Data records for software interfaces
┄┄┄┄┄┄┄┄┄┄┄┄┄┄┄┄┄┄┄┄

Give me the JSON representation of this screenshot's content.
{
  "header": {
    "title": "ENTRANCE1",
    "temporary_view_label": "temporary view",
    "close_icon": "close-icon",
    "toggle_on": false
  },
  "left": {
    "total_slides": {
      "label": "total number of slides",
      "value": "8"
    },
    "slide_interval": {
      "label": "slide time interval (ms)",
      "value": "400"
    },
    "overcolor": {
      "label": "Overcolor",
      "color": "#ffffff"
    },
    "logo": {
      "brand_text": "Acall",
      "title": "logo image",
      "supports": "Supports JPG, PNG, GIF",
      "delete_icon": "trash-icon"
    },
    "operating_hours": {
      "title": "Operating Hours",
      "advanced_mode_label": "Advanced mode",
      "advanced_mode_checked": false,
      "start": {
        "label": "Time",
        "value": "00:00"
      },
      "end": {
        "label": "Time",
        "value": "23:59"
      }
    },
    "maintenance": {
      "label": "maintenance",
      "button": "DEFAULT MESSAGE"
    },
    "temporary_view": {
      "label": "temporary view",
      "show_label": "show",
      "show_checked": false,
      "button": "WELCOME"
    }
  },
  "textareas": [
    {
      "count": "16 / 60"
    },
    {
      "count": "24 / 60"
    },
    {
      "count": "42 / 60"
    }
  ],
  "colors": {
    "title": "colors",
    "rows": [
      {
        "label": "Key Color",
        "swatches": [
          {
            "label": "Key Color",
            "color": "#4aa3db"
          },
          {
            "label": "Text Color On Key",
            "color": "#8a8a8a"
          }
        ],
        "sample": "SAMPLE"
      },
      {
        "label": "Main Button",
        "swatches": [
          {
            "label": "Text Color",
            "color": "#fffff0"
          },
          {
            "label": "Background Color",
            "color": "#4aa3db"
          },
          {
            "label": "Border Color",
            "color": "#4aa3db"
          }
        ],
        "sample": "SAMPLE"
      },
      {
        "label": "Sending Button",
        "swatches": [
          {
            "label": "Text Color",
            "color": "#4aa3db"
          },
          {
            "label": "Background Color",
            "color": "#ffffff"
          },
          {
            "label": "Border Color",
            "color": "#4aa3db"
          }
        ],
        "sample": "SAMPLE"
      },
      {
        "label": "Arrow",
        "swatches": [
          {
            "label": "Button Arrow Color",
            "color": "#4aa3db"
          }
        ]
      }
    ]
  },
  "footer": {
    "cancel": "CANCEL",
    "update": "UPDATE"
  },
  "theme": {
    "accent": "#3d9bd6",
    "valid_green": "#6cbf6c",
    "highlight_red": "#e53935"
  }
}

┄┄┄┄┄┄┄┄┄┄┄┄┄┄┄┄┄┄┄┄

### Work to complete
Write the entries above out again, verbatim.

### Problem solution
Give me the JSON representation of this screenshot's content.
{
  "header": {
    "title": "ENTRANCE1",
    "temporary_view_label": "temporary view",
    "close_icon": "close-icon",
    "toggle_on": false
  },
  "left": {
    "total_slides": {
      "label": "total number of slides",
      "value": "8"
    },
    "slide_interval": {
      "label": "slide time interval (ms)",
      "value": "400"
    },
    "overcolor": {
      "label": "Overcolor",
      "color": "#ffffff"
    },
    "logo": {
      "brand_text": "Acall",
      "title": "logo image",
      "supports": "Supports JPG, PNG, GIF",
      "delete_icon": "trash-icon"
    },
    "operating_hours": {
      "title": "Operating Hours",
      "advanced_mode_label": "Advanced mode",
      "advanced_mode_checked": false,
      "start": {
        "label": "Time",
        "value": "00:00"
      },
      "end": {
        "label": "Time",
        "value": "23:59"
      }
    },
    "maintenance": {
      "label": "maintenance",
      "button": "DEFAULT MESSAGE"
    },
    "temporary_view": {
      "label": "temporary view",
      "show_label": "show",
      "show_checked": false,
      "button": "WELCOME"
    }
  },
  "textareas": [
    {
      "count": "16 / 60"
    },
    {
      "count": "24 / 60"
    },
    {
      "count": "42 / 60"
    }
  ],
  "colors": {
    "title": "colors",
    "rows": [
      {
        "label": "Key Color",
        "swatches": [
          {
            "label": "Key Color",
            "color": "#4aa3db"
          },
          {
            "label": "Text Color On Key",
            "color": "#8a8a8a"
          }
        ],
        "sample": "SAMPLE"
      },
      {
        "label": "Main Button",
        "swatches": [
          {
            "label": "Text Color",
            "color": "#fffff0"
          },
          {
            "label": "Background Color",
            "color": "#4aa3db"
          },
          {
            "label": "Border Color",
            "color": "#4aa3db"
          }
        ],
        "sample": "SAMPLE"
      },
      {
        "label": "Sending Button",
        "swatches": [
          {
            "label": "Text Color",
            "color": "#4aa3db"
          },
          {
            "label": "Background Color",
            "color": "#ffffff"
          },
          {
            "label": "Border Color",
            "color": "#4aa3db"
          }
        ],
        "sample": "SAMPLE"
      },
      {
        "label": "Arrow",
        "swatches": [
          {
            "label": "Button Arrow Color",
            "color": "#4aa3db"
          }
        ]
      }
    ]
  },
  "footer": {
    "cancel": "CANCEL",
    "update": "UPDATE"
  },
  "theme": {
    "accent": "#3d9bd6",
    "valid_green": "#6cbf6c",
    "highlight_red": "#e53935"
  }
}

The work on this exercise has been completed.